**WHAT NEEDS TO BE DONE**. Return the data below unchanged, without images.

[Items from an interface collection]
*** Begin section ***

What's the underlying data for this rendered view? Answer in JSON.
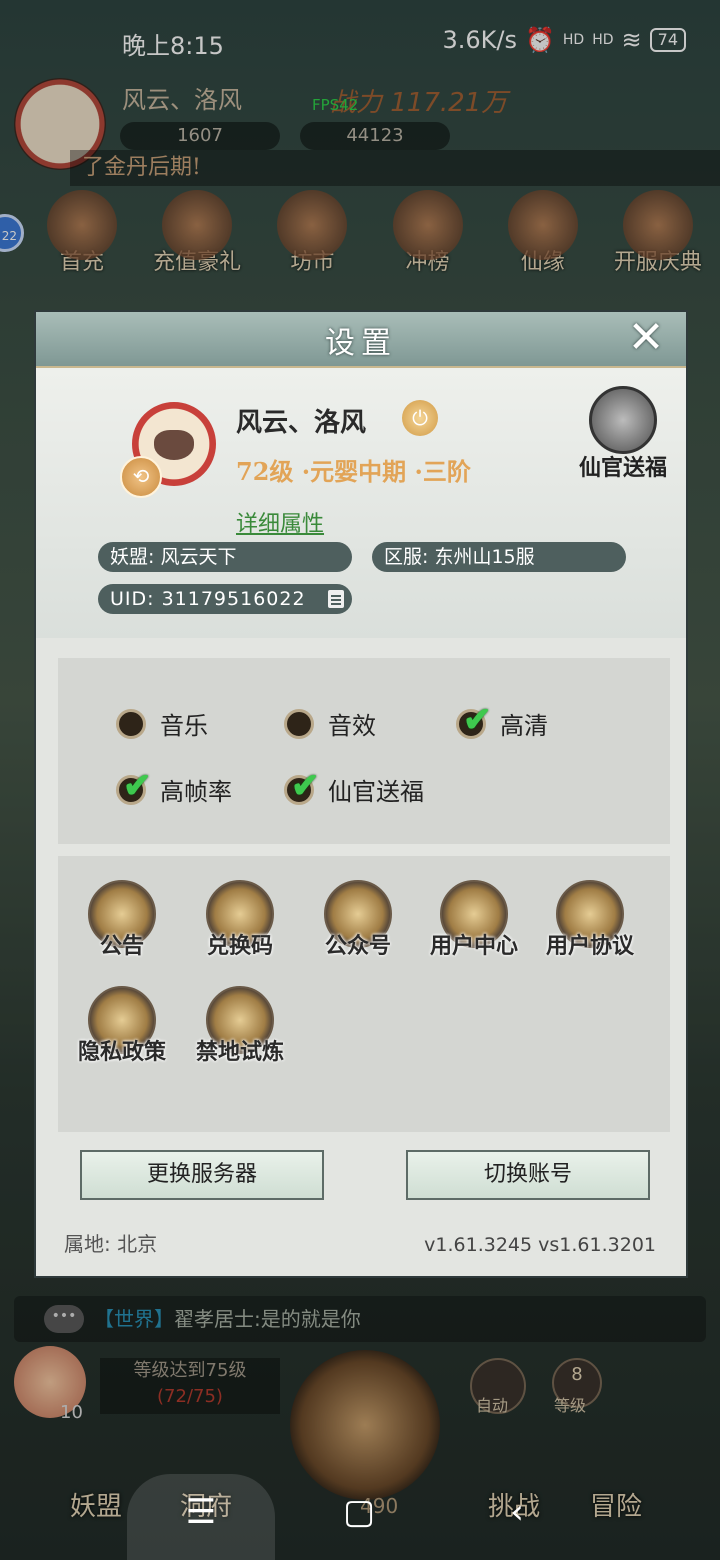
{
  "status_bar": {
    "time": "晚上8:15",
    "speed": "3.6K/s",
    "signal1": "HD",
    "signal2": "HD",
    "battery": "74"
  },
  "background": {
    "player_name": "风云、洛风",
    "fps": "FPS42",
    "power": "战力 117.21万",
    "resource1": "1607",
    "resource2": "44123",
    "banner": "了金丹后期!",
    "side_badge": "22",
    "top_icons": [
      "首充",
      "充值豪礼",
      "坊市",
      "冲榜",
      "仙缘",
      "开服庆典"
    ],
    "chat_bubble": "•••",
    "chat_channel": "【世界】",
    "chat_message": "翟孝居士:是的就是你",
    "level_goal": "等级达到75级",
    "level_progress": "(72/75)",
    "peach_count": "10",
    "auto_label": "自动",
    "level_badge": "8",
    "level_label": "等级",
    "nav_guild": "妖盟",
    "nav_cave": "洞府",
    "nav_count": "490",
    "nav_challenge": "挑战",
    "nav_adventure": "冒险"
  },
  "dialog": {
    "title": "设置",
    "close_label": "✕",
    "profile": {
      "name": "风云、洛风",
      "level": "72级 ·元婴中期 ·三阶",
      "details_link": "详细属性",
      "guild": "妖盟: 风云天下",
      "server": "区服: 东州山15服",
      "uid": "UID: 31179516022",
      "blessing_label": "仙官送福"
    },
    "options": [
      {
        "label": "音乐",
        "checked": false
      },
      {
        "label": "音效",
        "checked": false
      },
      {
        "label": "高清",
        "checked": true
      },
      {
        "label": "高帧率",
        "checked": true
      },
      {
        "label": "仙官送福",
        "checked": true
      }
    ],
    "functions": [
      "公告",
      "兑换码",
      "公众号",
      "用户中心",
      "用户协议",
      "隐私政策",
      "禁地试炼"
    ],
    "buttons": {
      "change_server": "更换服务器",
      "switch_account": "切换账号"
    },
    "footer": {
      "location": "属地: 北京",
      "version": "v1.61.3245 vs1.61.3201"
    }
  },
  "system_nav": {
    "menu": "☰",
    "home": "▢",
    "back": "‹"
  }
}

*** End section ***

**RESPONSE BOX**.
What's the underlying data for this rendered view? Answer in JSON.
{
  "status_bar": {
    "time": "晚上8:15",
    "speed": "3.6K/s",
    "signal1": "HD",
    "signal2": "HD",
    "battery": "74"
  },
  "background": {
    "player_name": "风云、洛风",
    "fps": "FPS42",
    "power": "战力 117.21万",
    "resource1": "1607",
    "resource2": "44123",
    "banner": "了金丹后期!",
    "side_badge": "22",
    "top_icons": [
      "首充",
      "充值豪礼",
      "坊市",
      "冲榜",
      "仙缘",
      "开服庆典"
    ],
    "chat_bubble": "•••",
    "chat_channel": "【世界】",
    "chat_message": "翟孝居士:是的就是你",
    "level_goal": "等级达到75级",
    "level_progress": "(72/75)",
    "peach_count": "10",
    "auto_label": "自动",
    "level_badge": "8",
    "level_label": "等级",
    "nav_guild": "妖盟",
    "nav_cave": "洞府",
    "nav_count": "490",
    "nav_challenge": "挑战",
    "nav_adventure": "冒险"
  },
  "dialog": {
    "title": "设置",
    "close_label": "✕",
    "profile": {
      "name": "风云、洛风",
      "level": "72级 ·元婴中期 ·三阶",
      "details_link": "详细属性",
      "guild": "妖盟: 风云天下",
      "server": "区服: 东州山15服",
      "uid": "UID: 31179516022",
      "blessing_label": "仙官送福"
    },
    "options": [
      {
        "label": "音乐",
        "checked": false
      },
      {
        "label": "音效",
        "checked": false
      },
      {
        "label": "高清",
        "checked": true
      },
      {
        "label": "高帧率",
        "checked": true
      },
      {
        "label": "仙官送福",
        "checked": true
      }
    ],
    "functions": [
      "公告",
      "兑换码",
      "公众号",
      "用户中心",
      "用户协议",
      "隐私政策",
      "禁地试炼"
    ],
    "buttons": {
      "change_server": "更换服务器",
      "switch_account": "切换账号"
    },
    "footer": {
      "location": "属地: 北京",
      "version": "v1.61.3245 vs1.61.3201"
    }
  },
  "system_nav": {
    "menu": "☰",
    "home": "▢",
    "back": "‹"
  }
}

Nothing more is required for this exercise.